Start of INPUT DATA

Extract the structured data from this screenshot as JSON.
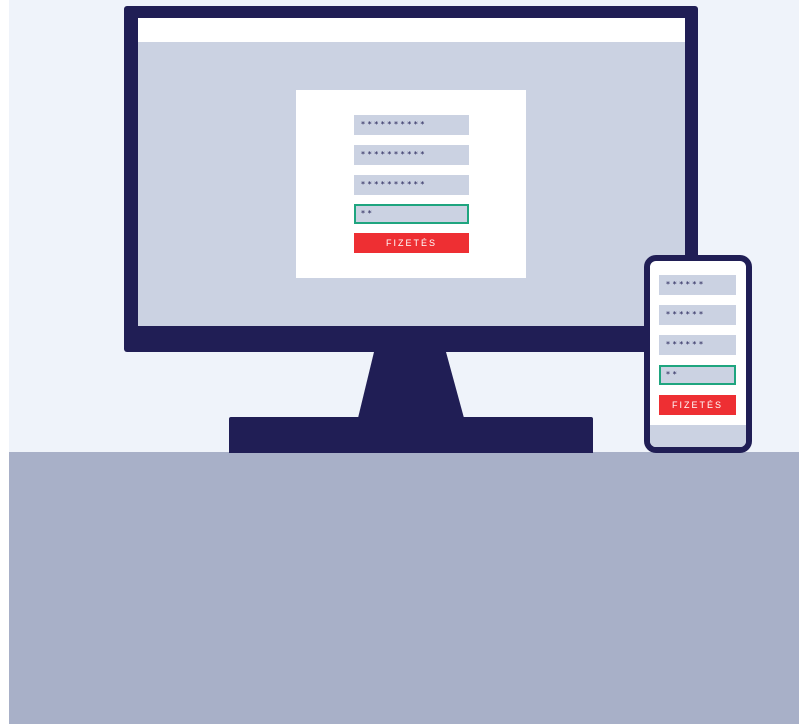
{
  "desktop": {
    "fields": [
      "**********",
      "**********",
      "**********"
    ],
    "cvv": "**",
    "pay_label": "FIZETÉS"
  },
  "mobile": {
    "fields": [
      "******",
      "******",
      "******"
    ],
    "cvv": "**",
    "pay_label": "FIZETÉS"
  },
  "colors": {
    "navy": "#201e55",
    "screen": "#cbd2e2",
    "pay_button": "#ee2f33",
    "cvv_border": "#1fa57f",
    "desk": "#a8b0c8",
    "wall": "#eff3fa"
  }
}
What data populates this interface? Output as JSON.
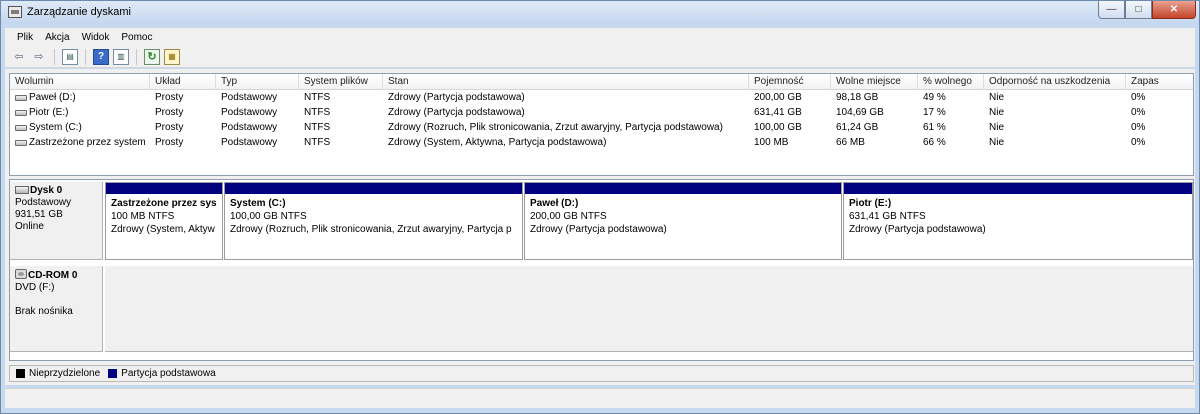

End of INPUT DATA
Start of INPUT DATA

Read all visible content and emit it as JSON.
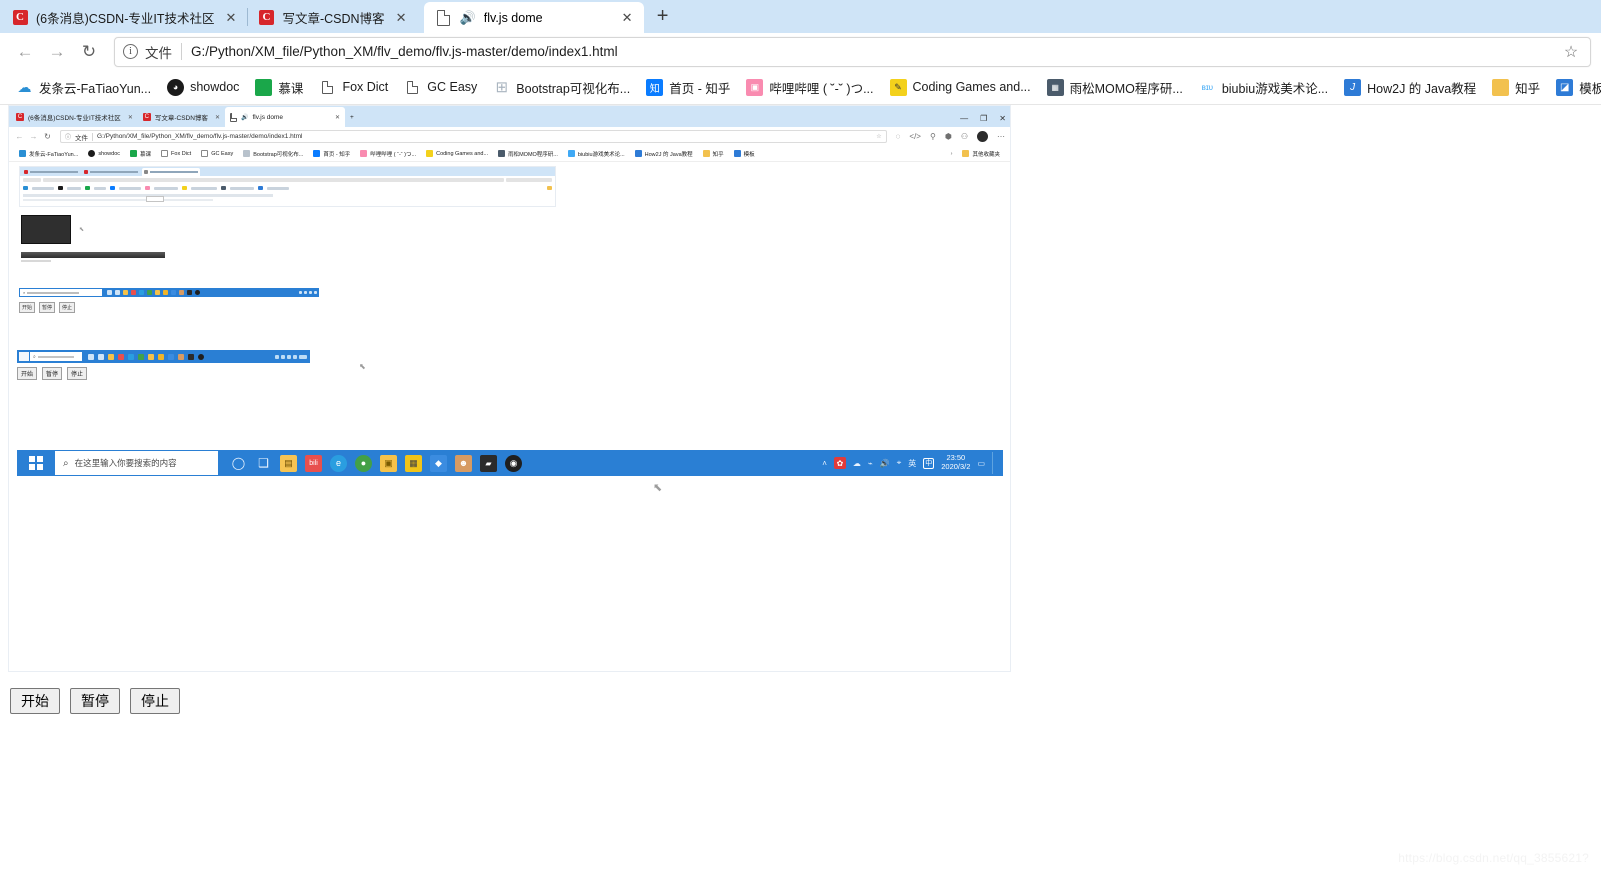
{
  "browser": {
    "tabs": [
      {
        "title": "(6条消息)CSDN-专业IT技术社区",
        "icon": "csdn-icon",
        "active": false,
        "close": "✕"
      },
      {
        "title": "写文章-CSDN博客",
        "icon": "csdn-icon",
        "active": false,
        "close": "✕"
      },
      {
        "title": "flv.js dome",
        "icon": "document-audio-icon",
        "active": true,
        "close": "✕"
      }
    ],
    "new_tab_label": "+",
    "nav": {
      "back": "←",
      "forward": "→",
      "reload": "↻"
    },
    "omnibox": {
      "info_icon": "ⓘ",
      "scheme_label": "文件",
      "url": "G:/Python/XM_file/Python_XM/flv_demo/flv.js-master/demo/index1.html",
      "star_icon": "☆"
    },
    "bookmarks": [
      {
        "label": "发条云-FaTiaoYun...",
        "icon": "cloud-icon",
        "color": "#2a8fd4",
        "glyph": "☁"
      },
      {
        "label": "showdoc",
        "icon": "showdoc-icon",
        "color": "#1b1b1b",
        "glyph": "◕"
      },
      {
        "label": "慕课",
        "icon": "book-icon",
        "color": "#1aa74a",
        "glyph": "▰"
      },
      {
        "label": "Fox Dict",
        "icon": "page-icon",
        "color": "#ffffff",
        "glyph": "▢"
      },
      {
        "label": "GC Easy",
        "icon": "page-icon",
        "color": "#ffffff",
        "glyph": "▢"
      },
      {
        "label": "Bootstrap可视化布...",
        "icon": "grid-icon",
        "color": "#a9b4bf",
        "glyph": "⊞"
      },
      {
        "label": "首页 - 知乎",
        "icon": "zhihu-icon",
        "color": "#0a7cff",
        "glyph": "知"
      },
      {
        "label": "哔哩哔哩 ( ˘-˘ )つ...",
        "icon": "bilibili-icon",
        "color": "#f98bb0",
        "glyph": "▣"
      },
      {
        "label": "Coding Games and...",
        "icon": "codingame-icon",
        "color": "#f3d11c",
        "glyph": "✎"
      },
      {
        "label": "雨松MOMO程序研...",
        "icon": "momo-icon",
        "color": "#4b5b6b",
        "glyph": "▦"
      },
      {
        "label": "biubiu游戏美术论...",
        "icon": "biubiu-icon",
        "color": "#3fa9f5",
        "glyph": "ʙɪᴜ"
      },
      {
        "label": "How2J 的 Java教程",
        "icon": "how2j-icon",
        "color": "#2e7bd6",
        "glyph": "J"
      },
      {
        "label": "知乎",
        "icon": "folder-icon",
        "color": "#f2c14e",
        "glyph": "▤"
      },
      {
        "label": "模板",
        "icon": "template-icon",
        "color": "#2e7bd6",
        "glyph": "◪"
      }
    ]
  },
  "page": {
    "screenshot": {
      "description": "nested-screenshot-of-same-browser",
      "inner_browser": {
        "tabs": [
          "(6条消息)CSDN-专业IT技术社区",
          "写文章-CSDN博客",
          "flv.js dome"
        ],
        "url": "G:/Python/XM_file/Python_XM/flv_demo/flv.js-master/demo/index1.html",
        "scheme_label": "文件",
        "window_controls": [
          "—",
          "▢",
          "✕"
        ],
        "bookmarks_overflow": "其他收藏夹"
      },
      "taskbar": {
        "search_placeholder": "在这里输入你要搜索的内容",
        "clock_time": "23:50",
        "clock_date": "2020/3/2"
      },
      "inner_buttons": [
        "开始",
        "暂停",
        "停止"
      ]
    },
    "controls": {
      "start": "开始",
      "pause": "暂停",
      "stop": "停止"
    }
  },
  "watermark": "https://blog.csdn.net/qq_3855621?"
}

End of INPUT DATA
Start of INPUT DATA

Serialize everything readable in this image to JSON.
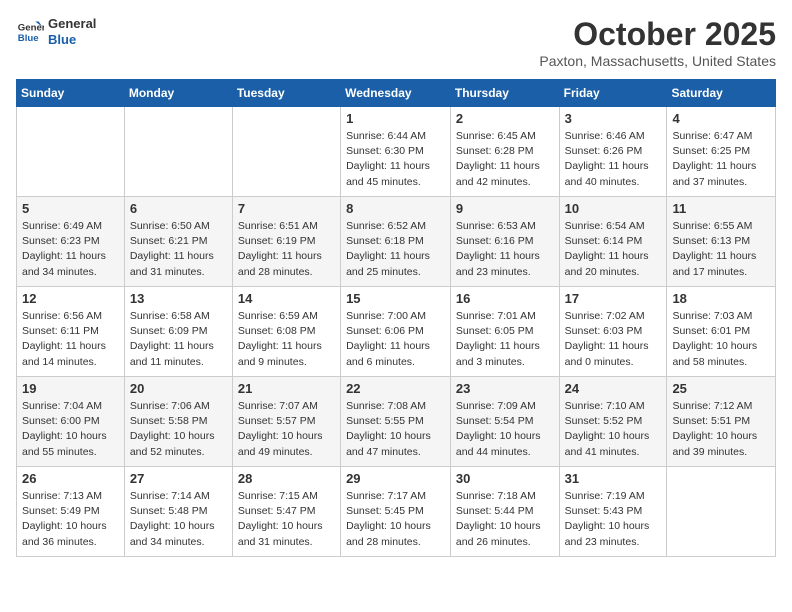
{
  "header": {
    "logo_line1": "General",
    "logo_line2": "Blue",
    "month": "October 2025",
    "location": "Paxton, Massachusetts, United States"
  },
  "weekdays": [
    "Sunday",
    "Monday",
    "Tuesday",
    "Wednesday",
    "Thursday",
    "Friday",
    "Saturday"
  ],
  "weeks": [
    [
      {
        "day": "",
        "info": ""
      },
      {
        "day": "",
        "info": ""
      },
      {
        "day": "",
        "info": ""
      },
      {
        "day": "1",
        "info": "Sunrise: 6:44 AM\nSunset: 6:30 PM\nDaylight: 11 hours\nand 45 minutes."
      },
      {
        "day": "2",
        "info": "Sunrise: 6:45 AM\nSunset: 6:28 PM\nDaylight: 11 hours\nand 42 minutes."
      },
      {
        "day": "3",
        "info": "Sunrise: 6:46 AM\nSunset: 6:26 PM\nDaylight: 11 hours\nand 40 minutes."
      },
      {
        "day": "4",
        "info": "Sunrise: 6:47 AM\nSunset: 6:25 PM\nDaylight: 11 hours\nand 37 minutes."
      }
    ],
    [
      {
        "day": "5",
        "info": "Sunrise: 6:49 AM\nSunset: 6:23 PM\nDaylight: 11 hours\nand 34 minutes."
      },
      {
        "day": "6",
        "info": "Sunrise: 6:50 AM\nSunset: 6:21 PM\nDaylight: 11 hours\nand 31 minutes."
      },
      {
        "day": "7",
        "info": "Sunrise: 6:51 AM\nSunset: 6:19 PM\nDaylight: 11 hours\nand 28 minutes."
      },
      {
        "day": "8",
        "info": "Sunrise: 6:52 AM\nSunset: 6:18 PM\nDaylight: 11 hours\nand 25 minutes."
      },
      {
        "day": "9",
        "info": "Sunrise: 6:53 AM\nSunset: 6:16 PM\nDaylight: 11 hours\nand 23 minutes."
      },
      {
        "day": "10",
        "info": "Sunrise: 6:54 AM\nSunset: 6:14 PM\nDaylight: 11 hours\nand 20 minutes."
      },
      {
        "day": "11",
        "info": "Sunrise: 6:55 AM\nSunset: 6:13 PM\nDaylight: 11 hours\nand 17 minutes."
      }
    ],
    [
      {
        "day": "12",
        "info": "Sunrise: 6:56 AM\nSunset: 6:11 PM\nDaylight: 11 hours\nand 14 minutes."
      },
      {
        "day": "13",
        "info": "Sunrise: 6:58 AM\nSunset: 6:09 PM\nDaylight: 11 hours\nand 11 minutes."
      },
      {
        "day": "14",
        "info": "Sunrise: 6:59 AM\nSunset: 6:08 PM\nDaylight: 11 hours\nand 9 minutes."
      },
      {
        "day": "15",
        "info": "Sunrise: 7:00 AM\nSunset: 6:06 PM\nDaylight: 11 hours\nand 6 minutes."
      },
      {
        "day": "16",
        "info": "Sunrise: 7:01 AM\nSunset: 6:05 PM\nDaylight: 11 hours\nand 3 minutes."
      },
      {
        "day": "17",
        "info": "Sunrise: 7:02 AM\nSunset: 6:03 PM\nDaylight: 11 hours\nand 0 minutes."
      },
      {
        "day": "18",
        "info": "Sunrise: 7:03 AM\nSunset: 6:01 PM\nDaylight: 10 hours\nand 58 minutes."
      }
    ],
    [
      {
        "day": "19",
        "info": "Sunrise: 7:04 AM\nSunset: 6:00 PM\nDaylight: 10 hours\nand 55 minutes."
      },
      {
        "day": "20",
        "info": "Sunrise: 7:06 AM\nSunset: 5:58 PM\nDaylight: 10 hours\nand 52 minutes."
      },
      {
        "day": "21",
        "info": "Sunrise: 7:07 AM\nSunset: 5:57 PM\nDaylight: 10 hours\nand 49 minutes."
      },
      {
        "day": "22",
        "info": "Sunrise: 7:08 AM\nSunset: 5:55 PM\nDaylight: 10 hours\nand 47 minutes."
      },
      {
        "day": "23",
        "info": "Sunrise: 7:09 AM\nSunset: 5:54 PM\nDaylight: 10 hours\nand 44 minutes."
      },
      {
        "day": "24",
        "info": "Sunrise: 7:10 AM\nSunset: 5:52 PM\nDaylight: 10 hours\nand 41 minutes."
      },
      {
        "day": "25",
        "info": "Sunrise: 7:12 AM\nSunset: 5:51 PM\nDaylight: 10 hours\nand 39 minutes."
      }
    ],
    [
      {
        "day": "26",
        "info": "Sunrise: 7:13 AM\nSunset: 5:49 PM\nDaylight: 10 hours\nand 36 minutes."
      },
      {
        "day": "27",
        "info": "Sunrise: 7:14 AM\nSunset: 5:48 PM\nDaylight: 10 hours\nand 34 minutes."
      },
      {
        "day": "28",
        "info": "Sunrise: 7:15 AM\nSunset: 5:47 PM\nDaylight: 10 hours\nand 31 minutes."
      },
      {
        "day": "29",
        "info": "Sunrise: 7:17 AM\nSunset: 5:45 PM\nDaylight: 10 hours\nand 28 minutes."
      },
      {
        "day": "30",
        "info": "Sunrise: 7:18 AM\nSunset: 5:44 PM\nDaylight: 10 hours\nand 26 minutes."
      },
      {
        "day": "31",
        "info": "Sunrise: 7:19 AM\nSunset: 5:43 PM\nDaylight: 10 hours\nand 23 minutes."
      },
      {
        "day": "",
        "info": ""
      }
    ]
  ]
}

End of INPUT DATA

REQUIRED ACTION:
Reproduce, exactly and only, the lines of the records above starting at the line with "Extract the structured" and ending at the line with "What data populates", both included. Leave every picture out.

TASK RESULT:
Extract the structured data from this screenshot as JSON.
{
  "desktop": {
    "fields": [
      "**********",
      "**********",
      "**********"
    ],
    "cvv": "**",
    "pay_label": "FIZETÉS"
  },
  "mobile": {
    "fields": [
      "******",
      "******",
      "******"
    ],
    "cvv": "**",
    "pay_label": "FIZETÉS"
  },
  "colors": {
    "navy": "#201e55",
    "screen": "#cbd2e2",
    "pay_button": "#ee2f33",
    "cvv_border": "#1fa57f",
    "desk": "#a8b0c8",
    "wall": "#eff3fa"
  }
}
What data populates this interface? Output as JSON.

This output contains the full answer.